Local manufacturers plan to hike prices of goods over importation delays owing to the continued attacks on commercial vessels along the Red Sea by the militant group Houthi.
Houthi, which stands in solidarity with Palestine’s Hamas militants, were accused of attacking vessels they argued were en route to Israel or had sworn allegiance to the Asian country headed by Prime Minister Benjamin Netanyahu.
The Suez Canal, which is a major and one of the shortest freight routes, has since proven to be a tricky passageway affecting the imporatation of goods for Kenya and other East African countries which fully rely on it.
As a result, shipping companies are rerouting or halting the transportation of goods or hike charges, which are passed on to local manufacturers.
A petrol station attendant fueling a car in Nairobi.
Motorist Association of Kenya
As a result, many major shipping companies like MSC, Maersk, Hapag-Lloyd, and French shipment company CMA CGM have suspended operations in the Red Sea and have re-directed their cargo ships along the longer route around the tip of South Africa.
Longer routes have also caused delays in the arrival of imports as ships take at least an extra 10 days to reach their destination.
On December 29, 2023, the UN Security Council held an emergency meeting where the UN Assistant Secretary-General Khaled Khiari warned of dire consequences if the continued attacks persisted.
“United Nations continues to warn against the adverse political, security, economic and humanitarian repercussions of military escalation in the Red Sea and the risk of exacerbating regional tensions.”
The council also argued that vessels that had no connection to Israel were attacked.
White House also released a joint statement issued by various governments condemning the attacks. Among them were the United States, Australia, Bahrain, Belgium, Canada, Denmark, Germany, Italy, Japan, Netherlands, New Zealand, the Republic of Korea, Singapore, and the United Kingdom.

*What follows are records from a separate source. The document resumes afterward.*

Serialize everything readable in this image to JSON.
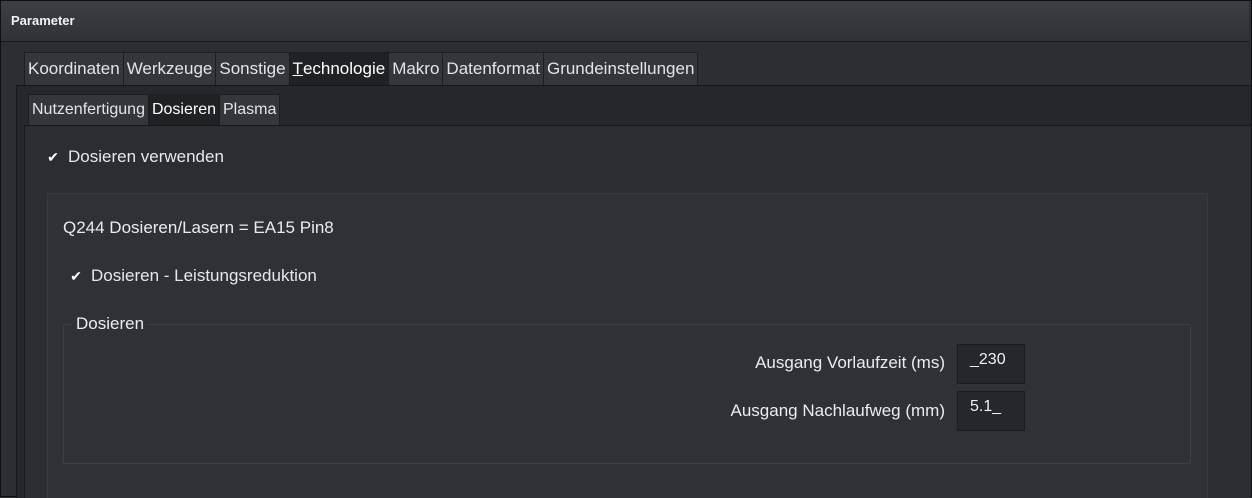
{
  "window": {
    "title": "Parameter"
  },
  "main_tabs": [
    {
      "label": "Koordinaten"
    },
    {
      "label": "Werkzeuge"
    },
    {
      "label": "Sonstige"
    },
    {
      "label_prefix": "T",
      "label_rest": "echnologie",
      "active": true
    },
    {
      "label": "Makro"
    },
    {
      "label": "Datenformat"
    },
    {
      "label": "Grundeinstellungen"
    }
  ],
  "sub_tabs": [
    {
      "label": "Nutzenfertigung"
    },
    {
      "label": "Dosieren",
      "active": true
    },
    {
      "label": "Plasma"
    }
  ],
  "dosieren": {
    "use_checkbox": {
      "label": "Dosieren verwenden",
      "checked": true
    },
    "info_text": "Q244 Dosieren/Lasern = EA15 Pin8",
    "reduction_checkbox": {
      "label": "Dosieren - Leistungsreduktion",
      "checked": true
    },
    "group": {
      "title": "Dosieren",
      "fields": [
        {
          "label": "Ausgang Vorlaufzeit (ms)",
          "value": "_230"
        },
        {
          "label": "Ausgang Nachlaufweg (mm)",
          "value": "5.1_"
        }
      ]
    }
  },
  "icons": {
    "checkmark": "✔"
  }
}
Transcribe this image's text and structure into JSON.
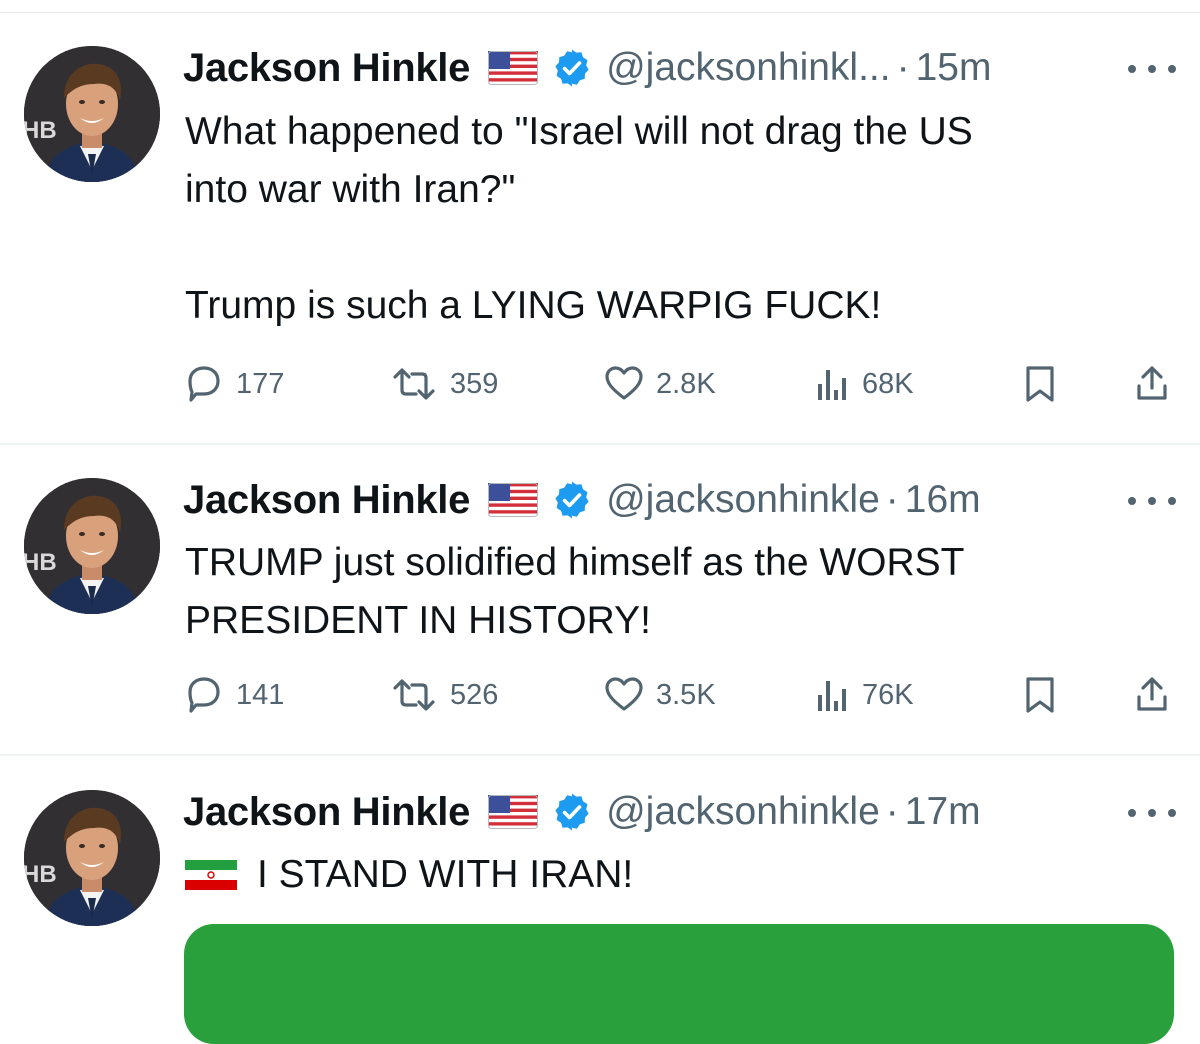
{
  "colors": {
    "verified": "#1d9bf0",
    "muted": "#536471",
    "text": "#0f1419",
    "media_green": "#2aa03c"
  },
  "icons": {
    "reply": "reply-icon",
    "repost": "repost-icon",
    "like": "heart-icon",
    "views": "views-icon",
    "bookmark": "bookmark-icon",
    "share": "share-icon",
    "more": "more-icon",
    "verified": "verified-badge-icon"
  },
  "tweets": [
    {
      "name": "Jackson Hinkle",
      "handle": "@jacksonhinkl...",
      "dot": "·",
      "time": "15m",
      "lines": [
        "What happened to \"Israel will not drag the US",
        "into war with Iran?\"",
        "",
        "Trump is such a LYING WARPIG FUCK!"
      ],
      "stats": {
        "replies": "177",
        "reposts": "359",
        "likes": "2.8K",
        "views": "68K"
      }
    },
    {
      "name": "Jackson Hinkle",
      "handle": "@jacksonhinkle",
      "dot": "·",
      "time": "16m",
      "lines": [
        "TRUMP just solidified himself as the WORST",
        "PRESIDENT IN HISTORY!"
      ],
      "stats": {
        "replies": "141",
        "reposts": "526",
        "likes": "3.5K",
        "views": "76K"
      }
    },
    {
      "name": "Jackson Hinkle",
      "handle": "@jacksonhinkle",
      "dot": "·",
      "time": "17m",
      "lines": [
        "I STAND WITH IRAN!"
      ]
    }
  ]
}
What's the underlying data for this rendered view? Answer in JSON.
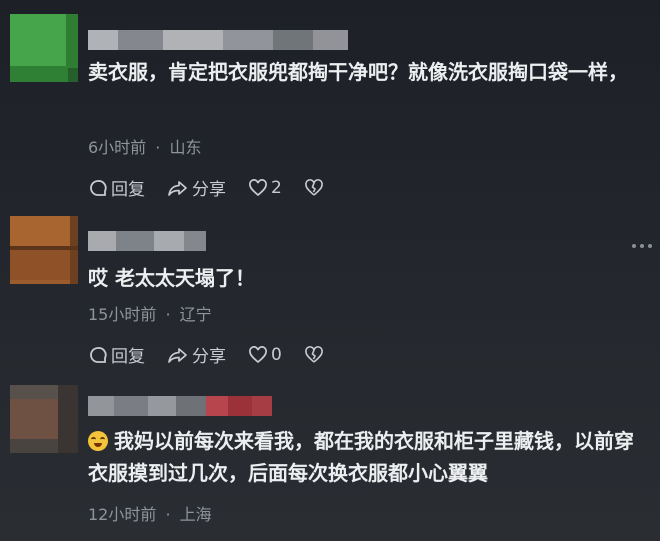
{
  "comments": [
    {
      "text": "卖衣服，肯定把衣服兜都掏干净吧？就像洗衣服掏口袋一样，",
      "time": "6小时前",
      "location": "山东",
      "reply_label": "回复",
      "share_label": "分享",
      "like_count": "2",
      "avatar_color": "#3a9a3f"
    },
    {
      "text": "哎 老太太天塌了！",
      "time": "15小时前",
      "location": "辽宁",
      "reply_label": "回复",
      "share_label": "分享",
      "like_count": "0",
      "avatar_color": "#9b5a2c"
    },
    {
      "text": "我妈以前每次来看我，都在我的衣服和柜子里藏钱，以前穿衣服摸到过几次，后面每次换衣服都小心翼翼",
      "time": "12小时前",
      "location": "上海",
      "avatar_color": "#6b5042"
    }
  ],
  "separator": "·"
}
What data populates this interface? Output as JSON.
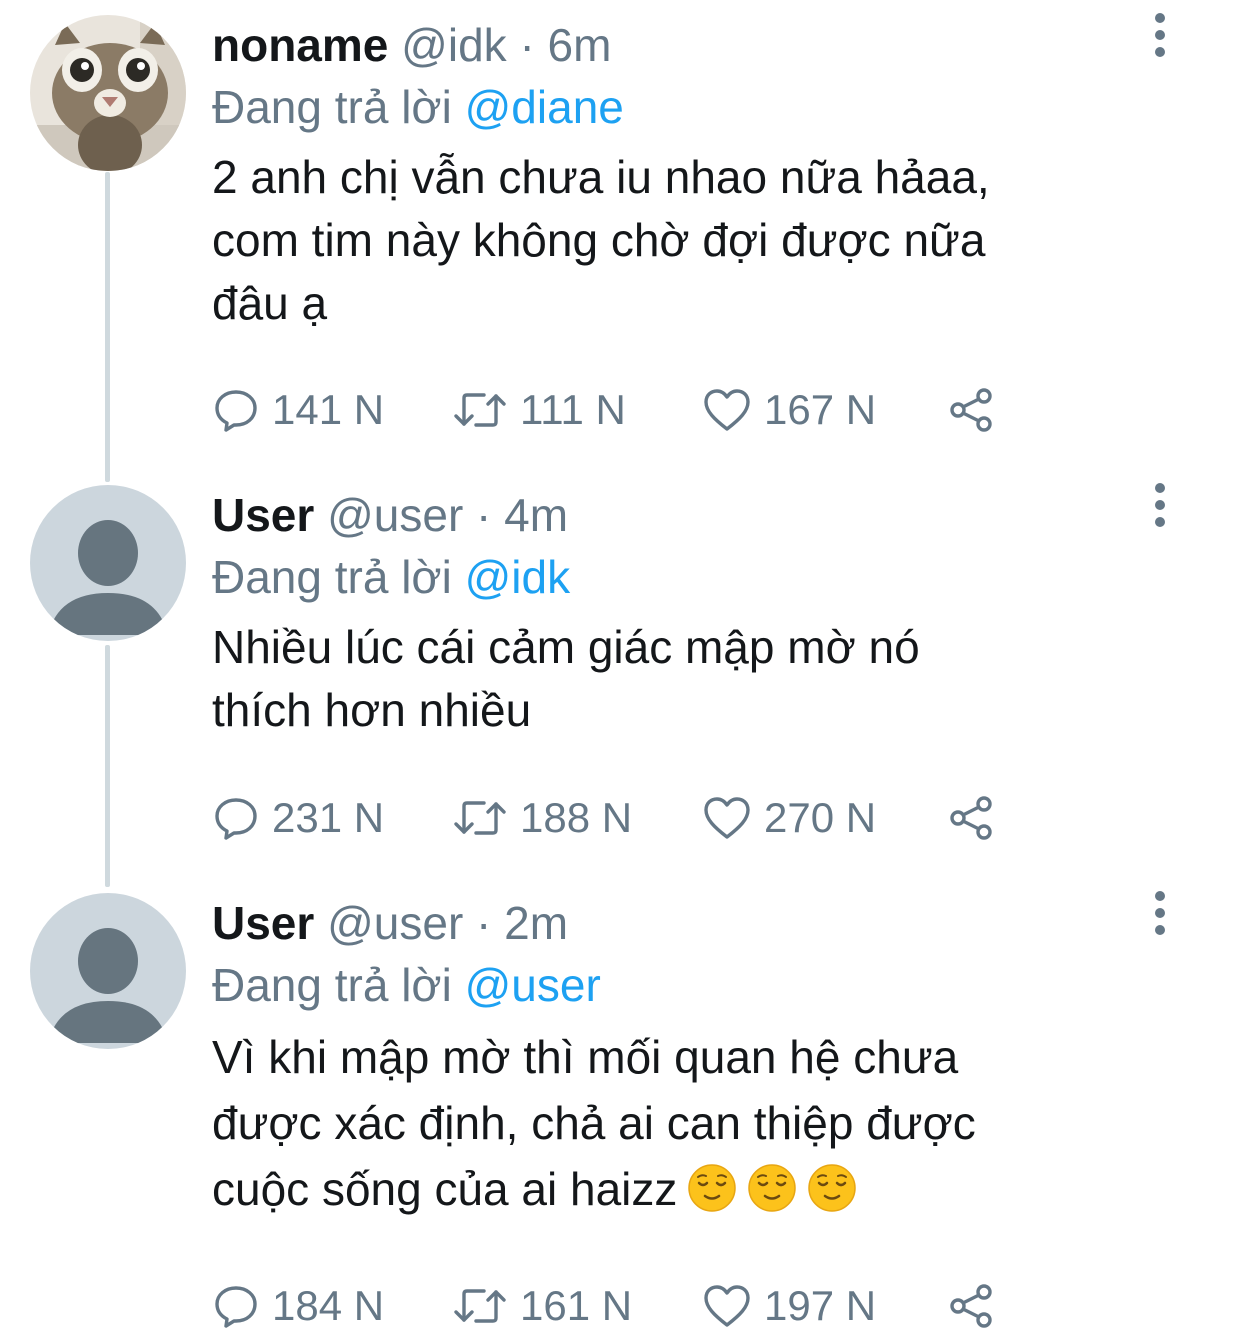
{
  "colors": {
    "text": "#14171a",
    "muted": "#657786",
    "link": "#1da1f2",
    "thread_line": "#cfd9de",
    "default_avatar_bg": "#ccd6dd",
    "default_avatar_fg": "#66757f"
  },
  "tweets": [
    {
      "display_name": "noname",
      "handle": "@idk",
      "dot": "·",
      "time": "6m",
      "reply_prefix": "Đang trả lời",
      "reply_to": "@diane",
      "text": "2 anh chị vẫn chưa iu nhao nữa hảaa,\ncom tim này không chờ đợi được nữa\nđâu ạ",
      "avatar": "cat-photo",
      "stats": {
        "replies": "141 N",
        "retweets": "111 N",
        "likes": "167 N"
      }
    },
    {
      "display_name": "User",
      "handle": "@user",
      "dot": "·",
      "time": "4m",
      "reply_prefix": "Đang trả lời",
      "reply_to": "@idk",
      "text": "Nhiều lúc cái cảm giác mập mờ nó\nthích hơn nhiều",
      "avatar": "default-user-avatar",
      "stats": {
        "replies": "231 N",
        "retweets": "188 N",
        "likes": "270 N"
      }
    },
    {
      "display_name": "User",
      "handle": "@user",
      "dot": "·",
      "time": "2m",
      "reply_prefix": "Đang trả lời",
      "reply_to": "@user",
      "text": "Vì khi mập mờ thì mối quan hệ chưa\nđược xác định, chả ai can thiệp được\ncuộc sống của ai haizz",
      "emojis": [
        "relieved-face-emoji",
        "relieved-face-emoji",
        "relieved-face-emoji"
      ],
      "avatar": "default-user-avatar",
      "stats": {
        "replies": "184 N",
        "retweets": "161 N",
        "likes": "197 N"
      }
    }
  ],
  "icons": {
    "reply": "reply-bubble-icon",
    "retweet": "retweet-icon",
    "like": "heart-icon",
    "share": "share-icon",
    "more": "more-vertical-icon"
  }
}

“We warn the Houthis against further attacks. Ongoing Houthi attacks in the Red Sea are illegal, unacceptable, and profoundly destabilizing. Attacks on vessels, including commercial vessels, using unmanned aerial vehicles, small boats, and missiles, including the first use of anti-ship ballistic missiles against such vessels, are a direct threat to the freedom of navigation that serves as the bedrock of global trade in one of the world’s most critical waterways.
“We call for the immediate end of these illegal attacks and the release of unlawfully detained vessels and crews. The Houthis will bear the responsibility of the consequences should they continue to threaten lives, the global economy, and the free flow of commerce in the region’s critical waterways,” the White House warned.
Back home, in November last year, Energy CS Davis Chirchir warned that fuel prices in Kenya may at one time increase to up to Ksh300 per litre owing to the Israel – Hamas war.
A freight ship
“I read an article in the Financial Times the other day that because of the Hamas and Israeli War, the international prices could go up to USD150, and that would literally mean our products going to a high of Ksh300 at the pump,” CS Chirchir stated while appearing before the National Dialogue Committee (NDC).
However, global fuel prices dropped, offering Kenyans hope that the commodity may trade below Ksh212.36 for petrol, Ksh201.47 for diesel, and Ksh199.05 for Kerosene per litre prices set for December last year to January this year.
The Energy and Petroleum Regulatory Authority (EPRA) is expected to release the January to February pump prices on January 14.